“If we’re trying to lead people in a direction that they want, it’s absolutely necessary that we understand people’s desires and perspectives and thoughts, and listening is necessary to get that information,” says Crouch.
Follow these six habits of great listeners:
Being present to hear what the speaker is saying is essential to being a good listener, says Crouch. While most of us know it’s rude to pick up our cell phones to respond to a text or check email while engaging in a conversation, avoiding internal distractions are much more difficult.
“If you’re really mindful, you’re in the moment. You’re focusing on what the other person is saying and avoiding the natural inclination and temptation to judge, predict, and evaluate,” says Crouch.
Being a mindful listener means avoiding getting distracted by your own thoughts. Pay careful attention to the thoughts swimming around in your head while listening to someone else. Are you thinking about the dinner you’re cooking tonight? If so, you’re not mindfully listening.
In order to avoid awkward silences and gaps in conversation, often we will formulate our response to someone while they’re still speaking. This, says Crouch, gets in the way of effective listening. Instead, take a pause after the speaker is finished to think about your response.
“If we want to think thoughtfully about what someone is saying, that pause can be really important to collect our thoughts, and prepare what we want to say,” says Crouch. Doing all that while the other person is speaking means you’ll inevitably miss something they’ve said.
To ensure they’re interpreting the speaker’s information correctly, good listeners practice what’s called reflective listening, which means that they avoid responding right away and instead paraphrase what was just said. This gives the speaker the opportunity to say, “Yes, you’re really hearing me,” or, “No, that’s not quite right.” Reflective listening not only shows the speaker that you’re truly engaged and interested in understanding them, but avoids the opportunity for misunderstandings.
How many times have you gone into a meeting with someone thinking you know exactly how the conversation is going to go? Perhaps you’ve already had the conversation in your head before you’ve even given the other person a chance to speak. Great listeners go into a conversation with an authentic desire to understand, rather than preconceived notions or judgments about what the other person is going to say.

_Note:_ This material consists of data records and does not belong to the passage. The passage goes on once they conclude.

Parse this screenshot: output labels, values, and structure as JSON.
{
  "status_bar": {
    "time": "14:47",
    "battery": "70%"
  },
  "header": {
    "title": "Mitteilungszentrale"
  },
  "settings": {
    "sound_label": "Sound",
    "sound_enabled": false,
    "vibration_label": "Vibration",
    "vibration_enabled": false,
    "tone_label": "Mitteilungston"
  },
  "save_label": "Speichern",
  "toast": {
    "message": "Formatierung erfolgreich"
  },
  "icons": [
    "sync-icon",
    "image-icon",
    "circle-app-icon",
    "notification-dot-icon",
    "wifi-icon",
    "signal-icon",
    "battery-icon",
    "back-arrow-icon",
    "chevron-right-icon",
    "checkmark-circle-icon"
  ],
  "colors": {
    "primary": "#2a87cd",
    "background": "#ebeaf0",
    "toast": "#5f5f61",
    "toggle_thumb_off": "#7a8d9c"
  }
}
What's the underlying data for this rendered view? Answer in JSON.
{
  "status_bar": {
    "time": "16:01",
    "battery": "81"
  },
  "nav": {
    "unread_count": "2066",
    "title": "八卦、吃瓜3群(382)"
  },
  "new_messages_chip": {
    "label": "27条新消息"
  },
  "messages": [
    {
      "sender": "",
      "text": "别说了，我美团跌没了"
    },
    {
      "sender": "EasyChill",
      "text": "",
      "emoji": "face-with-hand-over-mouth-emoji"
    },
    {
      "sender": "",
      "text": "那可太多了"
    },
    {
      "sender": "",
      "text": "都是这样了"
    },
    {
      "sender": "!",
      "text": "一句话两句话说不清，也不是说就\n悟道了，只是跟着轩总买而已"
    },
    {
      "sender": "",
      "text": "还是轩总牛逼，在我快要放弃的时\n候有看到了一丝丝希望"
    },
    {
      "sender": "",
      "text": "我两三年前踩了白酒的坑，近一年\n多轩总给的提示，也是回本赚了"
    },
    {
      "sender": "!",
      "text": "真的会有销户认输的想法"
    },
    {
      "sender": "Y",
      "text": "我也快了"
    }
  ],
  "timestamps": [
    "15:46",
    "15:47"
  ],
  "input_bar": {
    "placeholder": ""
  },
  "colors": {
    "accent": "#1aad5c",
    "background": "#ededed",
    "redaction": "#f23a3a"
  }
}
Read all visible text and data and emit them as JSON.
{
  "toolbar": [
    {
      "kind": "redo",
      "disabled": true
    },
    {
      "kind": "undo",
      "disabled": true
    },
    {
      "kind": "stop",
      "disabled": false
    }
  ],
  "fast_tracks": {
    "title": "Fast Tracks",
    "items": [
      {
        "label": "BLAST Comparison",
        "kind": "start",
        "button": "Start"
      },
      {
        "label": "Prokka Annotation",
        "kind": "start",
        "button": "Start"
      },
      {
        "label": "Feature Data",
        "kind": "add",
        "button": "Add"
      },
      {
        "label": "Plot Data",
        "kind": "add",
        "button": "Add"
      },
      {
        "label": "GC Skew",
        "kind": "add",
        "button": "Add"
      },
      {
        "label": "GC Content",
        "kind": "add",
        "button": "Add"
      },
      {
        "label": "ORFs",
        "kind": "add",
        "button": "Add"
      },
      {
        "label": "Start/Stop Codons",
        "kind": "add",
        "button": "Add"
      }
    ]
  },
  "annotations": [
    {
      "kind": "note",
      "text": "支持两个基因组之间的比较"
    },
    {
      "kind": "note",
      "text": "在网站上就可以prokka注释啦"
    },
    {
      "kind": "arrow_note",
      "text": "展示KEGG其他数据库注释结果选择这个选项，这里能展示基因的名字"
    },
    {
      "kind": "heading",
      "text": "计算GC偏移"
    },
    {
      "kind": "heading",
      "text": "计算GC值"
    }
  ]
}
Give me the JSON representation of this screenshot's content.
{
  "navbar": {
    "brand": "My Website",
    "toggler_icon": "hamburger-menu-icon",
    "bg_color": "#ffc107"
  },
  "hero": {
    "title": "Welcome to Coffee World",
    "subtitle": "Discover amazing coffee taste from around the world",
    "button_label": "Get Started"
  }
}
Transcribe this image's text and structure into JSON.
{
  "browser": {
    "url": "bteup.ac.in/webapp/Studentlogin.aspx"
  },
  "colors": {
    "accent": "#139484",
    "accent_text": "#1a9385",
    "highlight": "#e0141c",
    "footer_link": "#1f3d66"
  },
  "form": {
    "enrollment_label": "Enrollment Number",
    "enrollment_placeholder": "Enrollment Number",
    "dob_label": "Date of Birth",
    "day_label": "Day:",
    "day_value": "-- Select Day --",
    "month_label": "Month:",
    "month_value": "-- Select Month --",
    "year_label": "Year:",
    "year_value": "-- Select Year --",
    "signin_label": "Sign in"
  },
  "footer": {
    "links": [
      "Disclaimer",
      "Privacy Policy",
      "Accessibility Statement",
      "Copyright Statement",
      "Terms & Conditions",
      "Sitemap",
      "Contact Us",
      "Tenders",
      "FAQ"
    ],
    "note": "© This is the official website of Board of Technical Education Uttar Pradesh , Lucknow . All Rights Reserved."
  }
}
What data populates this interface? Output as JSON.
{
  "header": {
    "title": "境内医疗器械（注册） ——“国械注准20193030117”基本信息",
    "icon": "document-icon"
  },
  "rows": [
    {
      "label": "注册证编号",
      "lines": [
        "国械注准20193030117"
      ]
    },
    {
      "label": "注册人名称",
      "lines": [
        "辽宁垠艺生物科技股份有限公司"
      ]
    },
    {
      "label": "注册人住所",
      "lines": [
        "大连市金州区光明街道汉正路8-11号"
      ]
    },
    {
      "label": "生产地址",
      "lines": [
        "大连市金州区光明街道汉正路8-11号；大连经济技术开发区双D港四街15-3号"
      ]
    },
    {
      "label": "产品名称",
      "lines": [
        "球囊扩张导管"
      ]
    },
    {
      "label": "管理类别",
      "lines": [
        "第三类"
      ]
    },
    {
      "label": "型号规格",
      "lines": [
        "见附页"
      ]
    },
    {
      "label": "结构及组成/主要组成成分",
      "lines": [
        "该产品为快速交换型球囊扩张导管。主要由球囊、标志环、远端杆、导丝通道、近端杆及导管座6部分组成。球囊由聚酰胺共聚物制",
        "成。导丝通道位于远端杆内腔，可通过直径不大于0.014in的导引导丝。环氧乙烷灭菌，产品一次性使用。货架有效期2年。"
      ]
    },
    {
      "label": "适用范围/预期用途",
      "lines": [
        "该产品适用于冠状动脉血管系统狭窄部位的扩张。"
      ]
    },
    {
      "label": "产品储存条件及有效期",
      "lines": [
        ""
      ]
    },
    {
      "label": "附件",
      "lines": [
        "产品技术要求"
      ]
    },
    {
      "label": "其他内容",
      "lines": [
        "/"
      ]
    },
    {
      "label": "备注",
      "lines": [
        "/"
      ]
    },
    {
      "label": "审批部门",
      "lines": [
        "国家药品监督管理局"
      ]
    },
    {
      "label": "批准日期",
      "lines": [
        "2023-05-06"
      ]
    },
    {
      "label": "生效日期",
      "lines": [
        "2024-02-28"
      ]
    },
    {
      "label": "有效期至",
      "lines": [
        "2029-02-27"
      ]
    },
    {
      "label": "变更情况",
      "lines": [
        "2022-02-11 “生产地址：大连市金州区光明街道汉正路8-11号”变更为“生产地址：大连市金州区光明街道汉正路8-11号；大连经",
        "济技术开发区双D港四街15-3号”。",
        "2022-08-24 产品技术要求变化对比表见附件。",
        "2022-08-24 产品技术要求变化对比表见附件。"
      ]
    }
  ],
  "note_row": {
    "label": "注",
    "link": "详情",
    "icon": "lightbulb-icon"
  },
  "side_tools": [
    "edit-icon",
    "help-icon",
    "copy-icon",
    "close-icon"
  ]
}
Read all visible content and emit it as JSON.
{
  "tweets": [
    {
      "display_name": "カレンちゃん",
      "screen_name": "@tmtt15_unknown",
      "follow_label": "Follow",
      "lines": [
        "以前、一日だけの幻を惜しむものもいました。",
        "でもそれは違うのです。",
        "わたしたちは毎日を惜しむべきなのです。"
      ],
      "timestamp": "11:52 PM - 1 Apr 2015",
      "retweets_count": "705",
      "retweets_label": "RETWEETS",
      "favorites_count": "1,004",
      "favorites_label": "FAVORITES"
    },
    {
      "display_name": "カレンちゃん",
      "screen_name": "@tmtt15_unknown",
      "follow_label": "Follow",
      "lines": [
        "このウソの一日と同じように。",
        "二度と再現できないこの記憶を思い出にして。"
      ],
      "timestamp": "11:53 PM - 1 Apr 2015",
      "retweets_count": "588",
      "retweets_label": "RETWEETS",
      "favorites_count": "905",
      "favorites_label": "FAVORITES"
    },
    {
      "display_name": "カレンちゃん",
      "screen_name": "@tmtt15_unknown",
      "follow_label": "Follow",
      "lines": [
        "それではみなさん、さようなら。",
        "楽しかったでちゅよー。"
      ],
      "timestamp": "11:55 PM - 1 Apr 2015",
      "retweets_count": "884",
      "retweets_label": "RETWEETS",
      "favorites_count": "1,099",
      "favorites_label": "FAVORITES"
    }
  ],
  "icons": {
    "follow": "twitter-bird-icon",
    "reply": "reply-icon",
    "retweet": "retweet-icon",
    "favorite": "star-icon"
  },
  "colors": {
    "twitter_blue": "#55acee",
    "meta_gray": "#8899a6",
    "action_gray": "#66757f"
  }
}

“We tend to think that we understand where people are coming from before they even start speaking,” says Crouch. Great listeners, she says, have a willingness to be humble and accept that they don’t know what someone else is thinking, even if that someone else is as close to us as our spouse. Great listeners, Crouch says, let go of assumptions and put themselves in a position of being curious and open to hearing what the other person has to say.
Listening can be challenging and uncomfortable. Sometimes you’re forced to hear things that you don’t agree with. “We have a desire to step away from that discomfort by defending ourselves or offering our viewpoint,” says Crouch, but resisting the urge to interrupt is a critical skill for a good listener to adopt.
The way you position your physical self lets the speaker know whether you’re engaged in the conversation. When actively listening, lean slightly forward, make eye contact, and give the occasional nod to show you’re interested. Avoid using your body as a physical barrier by crossing your arms or covering your face with your hands.